## WHAT THIS TASK INVOLVES
Lines of the records that hold the word "updt" are to be counted; give the number and nothing more.

*** INFORMATION Section Begins ***

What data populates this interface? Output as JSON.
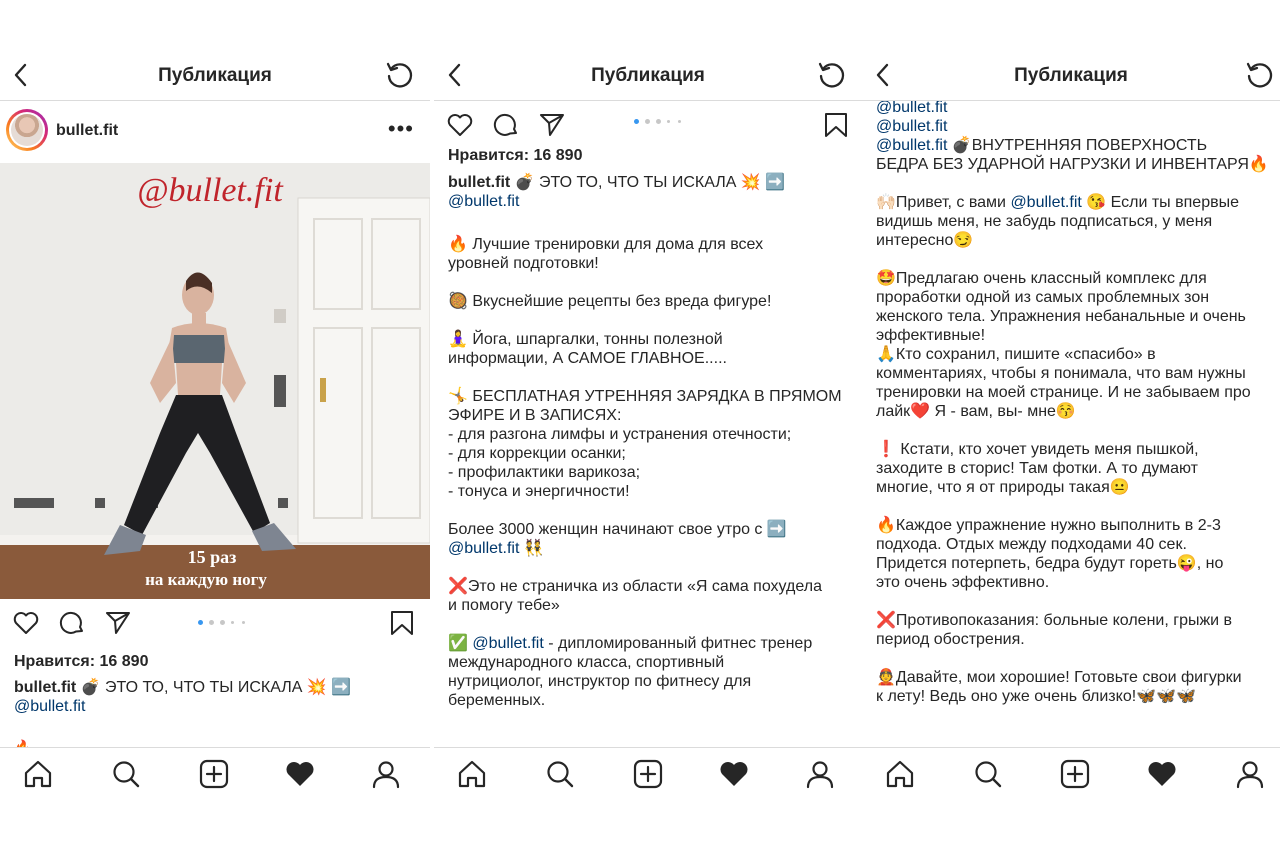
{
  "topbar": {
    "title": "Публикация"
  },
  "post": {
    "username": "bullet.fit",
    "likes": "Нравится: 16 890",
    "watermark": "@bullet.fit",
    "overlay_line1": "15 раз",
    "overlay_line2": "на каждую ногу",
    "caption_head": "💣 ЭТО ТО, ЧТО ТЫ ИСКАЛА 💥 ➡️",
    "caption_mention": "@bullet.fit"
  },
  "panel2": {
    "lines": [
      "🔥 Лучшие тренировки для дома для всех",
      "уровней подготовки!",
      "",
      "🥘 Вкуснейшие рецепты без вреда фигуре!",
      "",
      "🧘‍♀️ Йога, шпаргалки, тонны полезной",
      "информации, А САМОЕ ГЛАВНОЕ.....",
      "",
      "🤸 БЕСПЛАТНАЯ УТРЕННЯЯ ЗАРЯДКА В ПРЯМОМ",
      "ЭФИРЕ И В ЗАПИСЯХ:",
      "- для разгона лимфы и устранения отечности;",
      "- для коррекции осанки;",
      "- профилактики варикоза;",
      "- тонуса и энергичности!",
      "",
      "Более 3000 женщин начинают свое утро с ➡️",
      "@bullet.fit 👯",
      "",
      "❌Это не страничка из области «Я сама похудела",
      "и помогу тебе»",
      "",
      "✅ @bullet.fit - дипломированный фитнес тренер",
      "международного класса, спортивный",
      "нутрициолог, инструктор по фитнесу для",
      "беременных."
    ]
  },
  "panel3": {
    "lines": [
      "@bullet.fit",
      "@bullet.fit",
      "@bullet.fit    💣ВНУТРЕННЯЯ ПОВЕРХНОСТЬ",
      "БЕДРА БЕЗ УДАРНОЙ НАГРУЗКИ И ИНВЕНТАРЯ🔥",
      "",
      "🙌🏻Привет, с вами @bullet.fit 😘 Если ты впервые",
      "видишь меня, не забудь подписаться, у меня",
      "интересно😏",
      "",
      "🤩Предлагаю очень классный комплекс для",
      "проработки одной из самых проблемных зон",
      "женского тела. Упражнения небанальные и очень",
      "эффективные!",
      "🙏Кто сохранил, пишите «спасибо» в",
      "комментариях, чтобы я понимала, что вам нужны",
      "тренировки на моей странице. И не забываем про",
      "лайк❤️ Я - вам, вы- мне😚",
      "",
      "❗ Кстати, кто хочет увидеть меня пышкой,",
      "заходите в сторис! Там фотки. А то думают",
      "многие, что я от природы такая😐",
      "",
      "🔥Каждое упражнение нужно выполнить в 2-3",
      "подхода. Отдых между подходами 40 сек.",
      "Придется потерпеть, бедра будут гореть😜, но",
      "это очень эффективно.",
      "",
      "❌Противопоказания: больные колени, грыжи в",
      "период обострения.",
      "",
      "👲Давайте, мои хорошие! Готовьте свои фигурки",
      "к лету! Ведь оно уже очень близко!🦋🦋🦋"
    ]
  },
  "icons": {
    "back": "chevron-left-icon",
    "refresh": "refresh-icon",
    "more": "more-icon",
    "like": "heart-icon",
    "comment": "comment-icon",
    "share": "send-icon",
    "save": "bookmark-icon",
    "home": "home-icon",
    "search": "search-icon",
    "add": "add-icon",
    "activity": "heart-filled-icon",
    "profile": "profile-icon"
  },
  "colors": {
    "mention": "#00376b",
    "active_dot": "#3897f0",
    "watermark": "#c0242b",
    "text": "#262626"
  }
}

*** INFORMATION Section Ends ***
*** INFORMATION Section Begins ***

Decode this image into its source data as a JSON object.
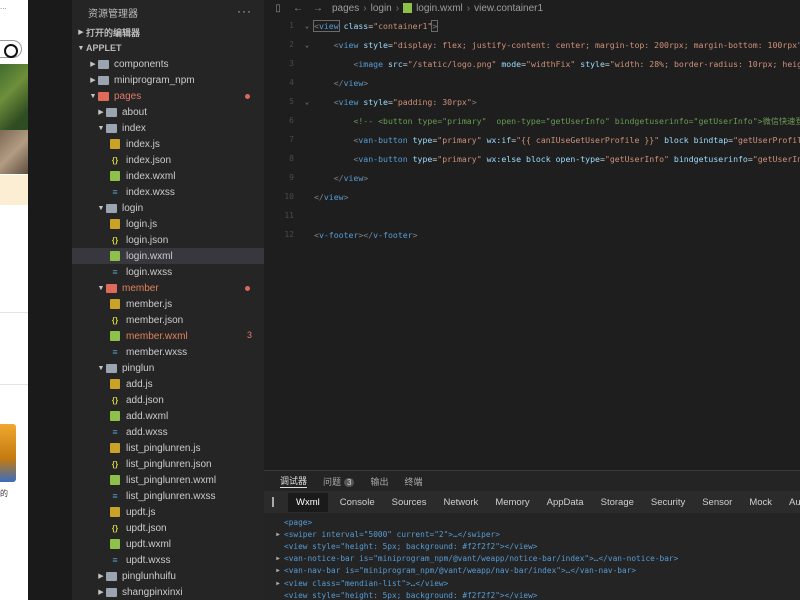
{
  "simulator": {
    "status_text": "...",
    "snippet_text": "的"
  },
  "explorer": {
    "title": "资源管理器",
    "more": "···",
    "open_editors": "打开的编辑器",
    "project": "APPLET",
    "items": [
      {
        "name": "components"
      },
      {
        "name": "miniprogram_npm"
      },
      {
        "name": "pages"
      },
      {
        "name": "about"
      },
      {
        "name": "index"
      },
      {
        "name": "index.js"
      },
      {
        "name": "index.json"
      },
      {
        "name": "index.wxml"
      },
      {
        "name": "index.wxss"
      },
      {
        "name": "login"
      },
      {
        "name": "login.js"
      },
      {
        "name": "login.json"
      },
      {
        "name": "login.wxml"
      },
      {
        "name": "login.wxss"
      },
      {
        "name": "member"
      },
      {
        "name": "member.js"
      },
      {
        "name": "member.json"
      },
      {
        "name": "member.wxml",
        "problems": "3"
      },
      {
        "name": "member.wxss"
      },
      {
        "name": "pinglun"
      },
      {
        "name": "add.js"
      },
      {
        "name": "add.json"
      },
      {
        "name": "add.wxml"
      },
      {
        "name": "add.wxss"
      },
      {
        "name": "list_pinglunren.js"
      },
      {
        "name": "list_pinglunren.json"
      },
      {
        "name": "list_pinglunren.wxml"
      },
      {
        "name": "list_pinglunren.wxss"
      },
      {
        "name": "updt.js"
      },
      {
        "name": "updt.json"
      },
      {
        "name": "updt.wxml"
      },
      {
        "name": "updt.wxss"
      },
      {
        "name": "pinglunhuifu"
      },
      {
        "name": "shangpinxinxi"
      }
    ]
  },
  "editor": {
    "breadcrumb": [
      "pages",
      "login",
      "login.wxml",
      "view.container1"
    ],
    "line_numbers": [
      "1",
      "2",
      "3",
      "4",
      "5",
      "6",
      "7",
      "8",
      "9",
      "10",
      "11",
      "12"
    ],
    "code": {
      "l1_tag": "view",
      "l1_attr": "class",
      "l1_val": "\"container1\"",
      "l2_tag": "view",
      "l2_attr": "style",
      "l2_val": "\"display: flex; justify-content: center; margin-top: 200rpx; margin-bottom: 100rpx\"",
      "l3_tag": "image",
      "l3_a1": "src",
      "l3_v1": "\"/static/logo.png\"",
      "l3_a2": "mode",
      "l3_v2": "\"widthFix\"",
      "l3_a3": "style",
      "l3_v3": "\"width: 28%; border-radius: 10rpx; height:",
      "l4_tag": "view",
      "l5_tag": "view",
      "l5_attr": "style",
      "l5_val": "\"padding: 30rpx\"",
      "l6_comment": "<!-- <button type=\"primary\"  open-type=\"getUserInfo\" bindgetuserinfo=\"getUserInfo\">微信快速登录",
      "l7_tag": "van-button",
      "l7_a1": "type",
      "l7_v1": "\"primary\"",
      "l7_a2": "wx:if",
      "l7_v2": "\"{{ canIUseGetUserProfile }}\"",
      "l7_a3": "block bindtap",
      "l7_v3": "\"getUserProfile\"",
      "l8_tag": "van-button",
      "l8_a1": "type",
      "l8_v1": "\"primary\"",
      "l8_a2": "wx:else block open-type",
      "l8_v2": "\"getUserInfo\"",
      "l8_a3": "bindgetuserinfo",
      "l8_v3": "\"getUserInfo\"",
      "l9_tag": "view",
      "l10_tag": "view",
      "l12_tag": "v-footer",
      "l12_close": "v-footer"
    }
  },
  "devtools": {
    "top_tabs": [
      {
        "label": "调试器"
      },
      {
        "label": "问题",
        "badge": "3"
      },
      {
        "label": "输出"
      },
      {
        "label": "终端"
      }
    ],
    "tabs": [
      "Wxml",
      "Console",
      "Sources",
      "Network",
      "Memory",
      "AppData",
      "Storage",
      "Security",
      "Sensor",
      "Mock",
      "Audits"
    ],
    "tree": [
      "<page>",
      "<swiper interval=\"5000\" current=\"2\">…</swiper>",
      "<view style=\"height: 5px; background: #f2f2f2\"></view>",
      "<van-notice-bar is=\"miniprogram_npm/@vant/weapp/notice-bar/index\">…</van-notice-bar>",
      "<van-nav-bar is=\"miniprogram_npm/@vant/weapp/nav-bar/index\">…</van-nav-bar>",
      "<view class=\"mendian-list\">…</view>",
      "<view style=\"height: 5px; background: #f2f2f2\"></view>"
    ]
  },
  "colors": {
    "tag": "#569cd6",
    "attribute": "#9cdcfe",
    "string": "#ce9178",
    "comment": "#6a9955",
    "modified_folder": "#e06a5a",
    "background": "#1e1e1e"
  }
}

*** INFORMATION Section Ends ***

## YOUR SOLUTION
4